CreateTime:2020-06-09 Count:234

Federal officials say a three-year Listeria outbreak caused by mushrooms imported from the Republic of Korea appears to be over.

The implicated enoki mushrooms from H&C Food Inc., Guan’s Mushroom Co. and Sun Hong Foods Inc. are past their shelf life and should not be available for sale, according to an outbreak update the U.S. Centers for Disease Control and Prevention posted today.

Public health officials in Michigan, California and other states worked with the CDC to use DNA fingerprinting on samples from patients and mushrooms. The outbreak strain of Listeria monocytogenes was found in two samples of mushrooms collected from a grocery store by Michigan officials. An outbreak patient reported eating mushrooms from the store before becoming ill. The California Department of Public Health collected enoki mushrooms from grocery stores and identified the outbreak strain in one sample.

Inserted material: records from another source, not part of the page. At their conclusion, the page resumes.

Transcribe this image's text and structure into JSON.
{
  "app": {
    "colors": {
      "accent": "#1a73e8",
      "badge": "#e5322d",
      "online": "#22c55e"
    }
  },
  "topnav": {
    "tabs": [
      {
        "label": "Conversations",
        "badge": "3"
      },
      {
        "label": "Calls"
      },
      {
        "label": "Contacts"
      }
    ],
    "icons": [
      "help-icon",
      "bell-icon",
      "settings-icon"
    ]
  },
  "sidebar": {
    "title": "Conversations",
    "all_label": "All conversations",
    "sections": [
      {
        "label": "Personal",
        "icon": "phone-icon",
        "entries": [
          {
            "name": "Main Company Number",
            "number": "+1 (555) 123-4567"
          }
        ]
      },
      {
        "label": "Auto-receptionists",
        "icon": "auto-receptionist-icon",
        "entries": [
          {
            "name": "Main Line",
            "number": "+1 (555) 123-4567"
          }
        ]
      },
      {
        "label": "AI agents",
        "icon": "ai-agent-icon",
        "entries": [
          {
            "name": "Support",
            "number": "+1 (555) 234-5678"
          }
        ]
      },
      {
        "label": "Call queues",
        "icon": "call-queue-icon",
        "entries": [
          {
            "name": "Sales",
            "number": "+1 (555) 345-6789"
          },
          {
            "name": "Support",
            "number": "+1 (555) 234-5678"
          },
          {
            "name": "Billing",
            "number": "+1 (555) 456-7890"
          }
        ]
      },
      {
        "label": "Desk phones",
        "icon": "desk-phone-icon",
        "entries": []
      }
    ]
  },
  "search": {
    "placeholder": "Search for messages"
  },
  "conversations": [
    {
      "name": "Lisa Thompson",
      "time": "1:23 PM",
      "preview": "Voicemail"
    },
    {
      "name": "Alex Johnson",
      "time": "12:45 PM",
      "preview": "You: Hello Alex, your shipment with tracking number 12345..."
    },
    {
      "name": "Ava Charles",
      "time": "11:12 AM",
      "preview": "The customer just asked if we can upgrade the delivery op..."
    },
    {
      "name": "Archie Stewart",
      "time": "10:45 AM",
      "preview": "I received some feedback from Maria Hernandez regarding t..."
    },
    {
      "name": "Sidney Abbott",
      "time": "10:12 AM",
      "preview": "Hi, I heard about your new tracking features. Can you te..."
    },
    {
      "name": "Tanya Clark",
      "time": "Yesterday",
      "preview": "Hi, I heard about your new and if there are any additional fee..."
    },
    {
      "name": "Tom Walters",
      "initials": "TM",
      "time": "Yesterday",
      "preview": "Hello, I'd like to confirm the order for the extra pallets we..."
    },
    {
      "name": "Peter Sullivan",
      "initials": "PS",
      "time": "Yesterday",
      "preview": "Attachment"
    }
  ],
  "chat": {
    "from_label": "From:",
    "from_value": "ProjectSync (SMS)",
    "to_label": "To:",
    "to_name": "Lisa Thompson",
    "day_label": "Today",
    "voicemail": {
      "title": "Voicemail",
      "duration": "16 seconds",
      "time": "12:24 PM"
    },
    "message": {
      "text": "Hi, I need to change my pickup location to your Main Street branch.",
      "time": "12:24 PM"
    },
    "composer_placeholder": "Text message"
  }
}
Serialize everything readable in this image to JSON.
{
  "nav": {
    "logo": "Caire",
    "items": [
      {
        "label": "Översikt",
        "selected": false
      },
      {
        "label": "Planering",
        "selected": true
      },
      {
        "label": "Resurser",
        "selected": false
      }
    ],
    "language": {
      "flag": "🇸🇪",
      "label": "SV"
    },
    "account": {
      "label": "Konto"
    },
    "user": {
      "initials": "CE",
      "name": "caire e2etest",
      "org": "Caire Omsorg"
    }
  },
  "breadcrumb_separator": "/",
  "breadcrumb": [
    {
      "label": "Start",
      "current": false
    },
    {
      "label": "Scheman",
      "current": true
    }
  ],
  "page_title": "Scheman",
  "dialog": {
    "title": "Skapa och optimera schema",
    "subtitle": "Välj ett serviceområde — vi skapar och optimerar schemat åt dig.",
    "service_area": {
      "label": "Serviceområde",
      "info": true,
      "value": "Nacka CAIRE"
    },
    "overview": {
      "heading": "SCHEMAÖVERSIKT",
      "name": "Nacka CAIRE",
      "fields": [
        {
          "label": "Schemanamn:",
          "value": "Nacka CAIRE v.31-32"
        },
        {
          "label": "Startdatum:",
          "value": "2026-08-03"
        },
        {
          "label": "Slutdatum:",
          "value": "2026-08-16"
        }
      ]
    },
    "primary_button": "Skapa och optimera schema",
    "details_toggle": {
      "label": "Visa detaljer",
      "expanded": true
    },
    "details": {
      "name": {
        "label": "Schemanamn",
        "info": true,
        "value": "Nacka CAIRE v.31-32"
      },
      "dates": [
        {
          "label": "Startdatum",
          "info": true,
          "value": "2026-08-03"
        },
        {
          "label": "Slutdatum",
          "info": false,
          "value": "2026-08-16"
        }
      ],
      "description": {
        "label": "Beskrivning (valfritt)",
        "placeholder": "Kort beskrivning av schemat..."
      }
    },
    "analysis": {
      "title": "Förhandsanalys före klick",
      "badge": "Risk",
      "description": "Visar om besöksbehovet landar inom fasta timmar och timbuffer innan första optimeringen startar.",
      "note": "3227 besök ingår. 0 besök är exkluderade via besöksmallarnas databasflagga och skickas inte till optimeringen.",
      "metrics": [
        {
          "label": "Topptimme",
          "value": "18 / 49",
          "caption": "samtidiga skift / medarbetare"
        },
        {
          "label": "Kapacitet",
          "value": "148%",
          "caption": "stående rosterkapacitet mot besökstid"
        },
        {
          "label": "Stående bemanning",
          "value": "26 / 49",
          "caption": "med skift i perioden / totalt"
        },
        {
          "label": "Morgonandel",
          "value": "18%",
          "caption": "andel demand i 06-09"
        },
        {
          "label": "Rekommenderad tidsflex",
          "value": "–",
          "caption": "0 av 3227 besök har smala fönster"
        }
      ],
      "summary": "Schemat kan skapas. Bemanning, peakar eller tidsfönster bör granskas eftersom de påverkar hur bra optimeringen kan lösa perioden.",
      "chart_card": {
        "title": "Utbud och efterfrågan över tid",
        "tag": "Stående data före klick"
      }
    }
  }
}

FDA collected samples of enoki mushrooms for testing at import from Green Co. LTD of the Republic of Korea. On April 6, 2020, results showed that two samples yielded the outbreak strain of Listeria monocytogenes. As a result, on April 7, 2020, FDA placed Green Co. LTD on an import alert, meaning their product can be stopped at the U.S. border.

Having been determined to have begun in November 2016, the CDC reports the outbreak lasted through December 2019.

“As of June 9, 2020, this outbreak appears to be over. Epidemiologic, traceback, and laboratory evidence showed that enoki mushrooms supplied by Green Co. LTD, located in the Republic of Korea, were the likely source of this outbreak,” according to the outbreak update. “. . . enoki mushrooms supplied by Green Co. LTD, located in the Republic of Korea, were the likely source of this outbreak.”

A total of 36 people have been identified so far as having been sickened in the outbreak. The patients are from 17 states. Almost all patients — 31 of the 33 with information available — were so sick they had to be admitted to hospitals. Four patients died. Six pregnancy-associated cases were reported, with two resulting in fetal loss.

Ill people ranged in age from less than 1 to 96 years old, with a median age of 67, according to the CDC. Fifty-eight percent of ill people were women.

On March 18, 2020, the Korean Ministry of Food and Drug Safety published its investigation findings and steps it will take to prevent future illnesses. It found Listeria monocytogenes in enoki mushrooms produced by two firms in the Republic of Korea.

Source: Food Safety News

Copyright © | Bor S. Luh Food Safety Research Center  of Shanghai Jiao Tong University 2015